■ YOUR GOAL: Going through the data below, copy out each line where the word "screenshot" shows up.

■ Records from a collection:
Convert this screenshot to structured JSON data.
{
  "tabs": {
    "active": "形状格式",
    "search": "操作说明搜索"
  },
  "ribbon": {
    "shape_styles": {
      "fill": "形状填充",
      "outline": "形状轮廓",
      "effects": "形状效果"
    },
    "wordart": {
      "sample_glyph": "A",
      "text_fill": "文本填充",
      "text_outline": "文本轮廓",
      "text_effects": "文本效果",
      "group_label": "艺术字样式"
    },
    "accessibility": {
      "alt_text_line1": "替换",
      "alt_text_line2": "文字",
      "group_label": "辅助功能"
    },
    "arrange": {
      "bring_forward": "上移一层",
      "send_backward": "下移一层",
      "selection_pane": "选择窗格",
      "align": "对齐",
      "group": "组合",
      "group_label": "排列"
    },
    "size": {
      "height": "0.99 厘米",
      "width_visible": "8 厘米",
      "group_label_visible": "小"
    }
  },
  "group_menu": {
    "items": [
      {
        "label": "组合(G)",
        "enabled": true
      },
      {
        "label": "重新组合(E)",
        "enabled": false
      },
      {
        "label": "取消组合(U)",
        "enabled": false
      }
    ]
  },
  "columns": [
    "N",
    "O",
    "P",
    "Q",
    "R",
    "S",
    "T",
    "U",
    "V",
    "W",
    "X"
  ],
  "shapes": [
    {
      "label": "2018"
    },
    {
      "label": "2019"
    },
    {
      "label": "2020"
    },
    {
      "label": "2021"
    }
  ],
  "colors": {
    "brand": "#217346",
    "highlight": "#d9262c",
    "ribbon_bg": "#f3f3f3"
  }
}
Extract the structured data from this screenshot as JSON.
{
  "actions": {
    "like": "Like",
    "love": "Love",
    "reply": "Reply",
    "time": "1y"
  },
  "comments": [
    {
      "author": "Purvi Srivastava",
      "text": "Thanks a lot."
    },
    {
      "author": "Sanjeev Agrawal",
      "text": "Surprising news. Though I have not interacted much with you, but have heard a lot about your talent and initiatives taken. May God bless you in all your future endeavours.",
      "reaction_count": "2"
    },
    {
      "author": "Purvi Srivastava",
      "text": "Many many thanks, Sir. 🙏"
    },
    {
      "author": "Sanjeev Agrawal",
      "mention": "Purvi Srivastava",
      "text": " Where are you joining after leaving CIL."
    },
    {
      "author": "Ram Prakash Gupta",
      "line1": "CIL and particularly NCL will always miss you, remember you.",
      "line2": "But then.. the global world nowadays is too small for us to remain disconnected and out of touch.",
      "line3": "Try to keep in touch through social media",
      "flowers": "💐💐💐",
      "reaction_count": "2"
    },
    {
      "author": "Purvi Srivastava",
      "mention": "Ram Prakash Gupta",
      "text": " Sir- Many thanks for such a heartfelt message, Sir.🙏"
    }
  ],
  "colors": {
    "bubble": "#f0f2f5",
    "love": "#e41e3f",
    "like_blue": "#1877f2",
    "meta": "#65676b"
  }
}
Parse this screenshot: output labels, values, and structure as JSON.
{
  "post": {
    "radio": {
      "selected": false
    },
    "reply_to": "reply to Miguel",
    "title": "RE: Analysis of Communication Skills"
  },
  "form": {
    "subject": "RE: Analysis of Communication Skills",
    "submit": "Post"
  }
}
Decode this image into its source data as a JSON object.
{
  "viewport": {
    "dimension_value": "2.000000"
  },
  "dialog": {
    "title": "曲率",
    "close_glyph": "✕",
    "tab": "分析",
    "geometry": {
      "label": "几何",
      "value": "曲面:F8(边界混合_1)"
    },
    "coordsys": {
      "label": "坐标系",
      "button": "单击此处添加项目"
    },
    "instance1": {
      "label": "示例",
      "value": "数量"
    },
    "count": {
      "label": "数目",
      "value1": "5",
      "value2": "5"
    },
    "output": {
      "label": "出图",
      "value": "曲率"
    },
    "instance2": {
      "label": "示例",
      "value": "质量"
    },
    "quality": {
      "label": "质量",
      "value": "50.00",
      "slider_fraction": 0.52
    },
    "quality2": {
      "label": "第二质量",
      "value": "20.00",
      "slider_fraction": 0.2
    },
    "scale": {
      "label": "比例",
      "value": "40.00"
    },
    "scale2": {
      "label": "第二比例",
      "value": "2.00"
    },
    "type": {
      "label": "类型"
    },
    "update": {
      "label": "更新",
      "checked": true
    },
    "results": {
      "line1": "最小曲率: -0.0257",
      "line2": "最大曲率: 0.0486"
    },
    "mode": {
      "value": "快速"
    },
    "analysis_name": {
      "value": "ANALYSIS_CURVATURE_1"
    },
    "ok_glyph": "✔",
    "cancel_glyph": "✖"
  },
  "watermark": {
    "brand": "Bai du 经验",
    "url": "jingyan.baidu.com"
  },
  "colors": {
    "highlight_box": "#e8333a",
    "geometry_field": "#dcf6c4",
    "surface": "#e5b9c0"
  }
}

■ EXPECTED ANSWER:
Convert this screenshot to structured JSON data.
Extract the structured data from this screenshot as JSON.
Parse this screenshot: output labels, values, and structure as JSON.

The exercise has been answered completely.